Option #3: Proxies and Regime Fragility.
Today, the United States’ chief competitors and their allies are regimes that are authoritarian in nature and therefore all share the primacy of maintaining regime power as their supreme interest. The Joint Force can exploit this distinctive feature of authoritarianism and utilize clandestinely-supported proxies and / or focused information operations to threaten the domestic stability of autocrats taking actions against U.S. interests.
Risk: Creating instability comes with many unknown variables and has the potential to produce unwanted secondary effects including expanding conflicts beyond a single nation and engulfing an entire region in war. There remains a long history of the United States equipping and training proxies that later become adversaries. If direct U.S involvement in a proxy conflict becomes publicly known, there could be irreversible damage to the United States’ international reputation degrading comparative advantages in soft power and the information domain.
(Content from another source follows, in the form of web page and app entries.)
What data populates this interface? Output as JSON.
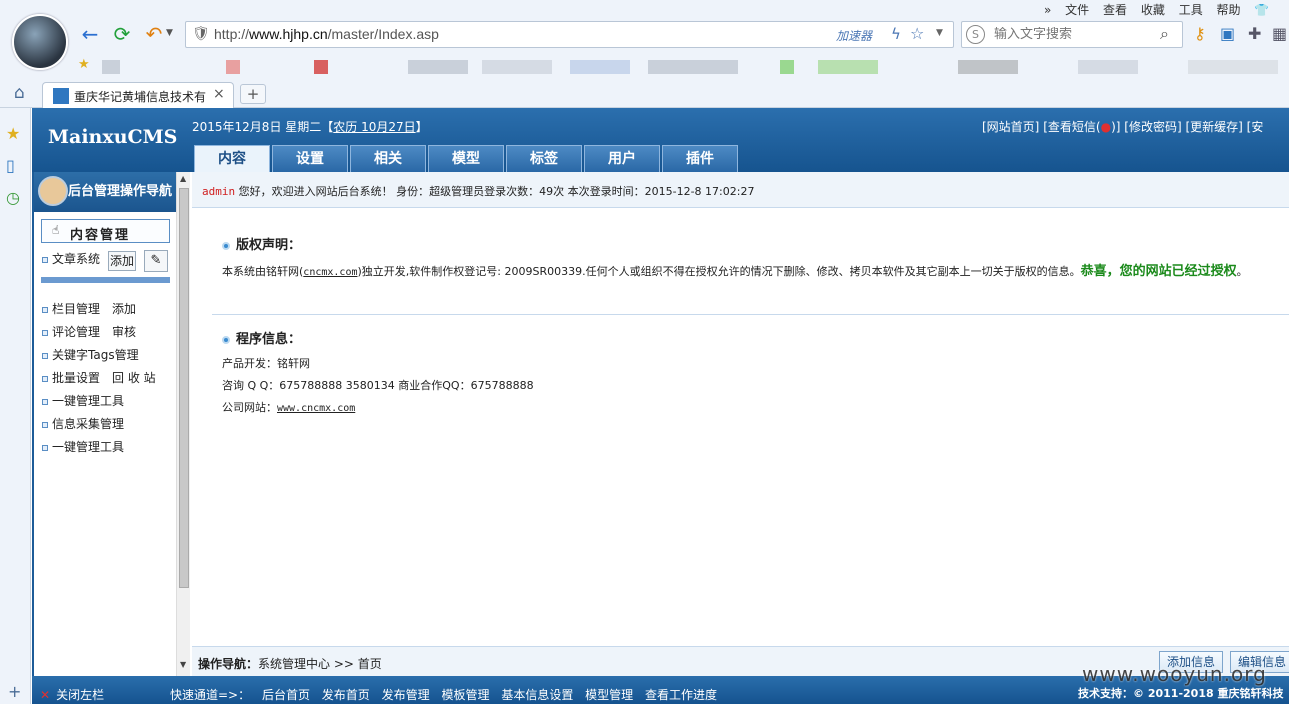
{
  "browser": {
    "url_prefix": "http://",
    "url_domain": "www.hjhp.cn",
    "url_path": "/master/Index.asp",
    "accelerator": "加速器",
    "search_placeholder": "输入文字搜索",
    "menu": [
      "文件",
      "查看",
      "收藏",
      "工具",
      "帮助"
    ],
    "tab_title": "重庆华记黄埔信息技术有",
    "new_tab": "+"
  },
  "header": {
    "logo": "MainxuCMS",
    "date_prefix": "2015年12月8日 星期二【",
    "lunar": "农历 10月27日",
    "date_suffix": "】",
    "links": [
      "[网站首页]",
      "[查看短信(",
      ")]",
      "[修改密码]",
      "[更新缓存]",
      "[安"
    ],
    "sms_badge": "●",
    "nav_tabs": [
      "内容",
      "设置",
      "相关",
      "模型",
      "标签",
      "用户",
      "插件"
    ]
  },
  "sidebar": {
    "title": "后台管理操作导航",
    "section": "内容管理",
    "article_label": "文章系统",
    "add_button": "添加",
    "items": [
      "栏目管理　添加",
      "评论管理　审核",
      "关键字Tags管理",
      "批量设置　回 收 站",
      "一键管理工具",
      "信息采集管理",
      "一键管理工具"
    ]
  },
  "welcome": {
    "user": "admin",
    "text": " 您好，欢迎进入网站后台系统！ 身份：超级管理员登录次数：49次 本次登录时间：2015-12-8 17:02:27"
  },
  "copyright": {
    "title": "版权声明：",
    "text_before_link": "本系统由铭轩网(",
    "link": "cncmx.com",
    "text_after_link": ")独立开发,软件制作权登记号: 2009SR00339.任何个人或组织不得在授权允许的情况下删除、修改、拷贝本软件及其它副本上一切关于版权的信息。",
    "congrats": "恭喜，您的网站已经过授权",
    "period": "。"
  },
  "program": {
    "title": "程序信息：",
    "dev": "产品开发：铭轩网",
    "qq": "咨询 Q Q：675788888 3580134 商业合作QQ：675788888",
    "site_label": "公司网站：",
    "site_link": "www.cncmx.com"
  },
  "opnav": {
    "label": "操作导航：",
    "path": "系统管理中心 >> 首页",
    "add_info": "添加信息",
    "edit_info": "编辑信息"
  },
  "bottom": {
    "close_left": "关闭左栏",
    "close_x": "✕",
    "quick_label": "快速通道=>：",
    "quick_links": [
      "后台首页",
      "发布首页",
      "发布管理",
      "模板管理",
      "基本信息设置",
      "模型管理",
      "查看工作进度"
    ],
    "tech_support": "技术支持：© 2011-2018 重庆铭轩科技"
  },
  "watermark": "www.wooyun.org"
}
Gain: Operating through either a proxy or the information domain provides managed attribution to the Joint Force and increases freedom of maneuver within a normally constrained competition environment to threaten rival leadership in their most vulnerable areas. Working with proxies provides both an easy exit strategy with very few formal commitments and leads to little risk to U.S. personnel.
Other Comments: The above listed options are not mutually exclusive and can be utilized in conjunction not only with each other but also together with other elements of the competition continuum to achieve an objective of deterring unwanted competitor actions while concurrently promoting U.S interests. The U.S. cannot compete in an omnipresent manner and ts planners would do well to pragmatically choose where and how to compete based on national interests, competitor action/inaction, available resources, and conditions within a competitive environment.
 Joint Chiefs of Staff (2018) Joint Concept for Integrated Campaigning. Retrieved from https://www.jcs.mil/Portals/36/Documents/Doctrine/concepts/joint_concept_integrated_campaign.pdf?ver=2018-03-28-102833-257
 Joint Chiefs of Staff (2019) Competition Continuum (Joint Doctrine Note 1-19). Retrieved from https://www.jcs.mil/Portals/36/Documents/Doctrine/jdn_jg/jdn1_19.pdf?ver=2019-06-10-113311-233
 The Economist Intelligence Unit (2018). 2018 Democracy Index, The Economist Intelligence Unit. Retrieved from https://www.eiu.com/topic/democracy-index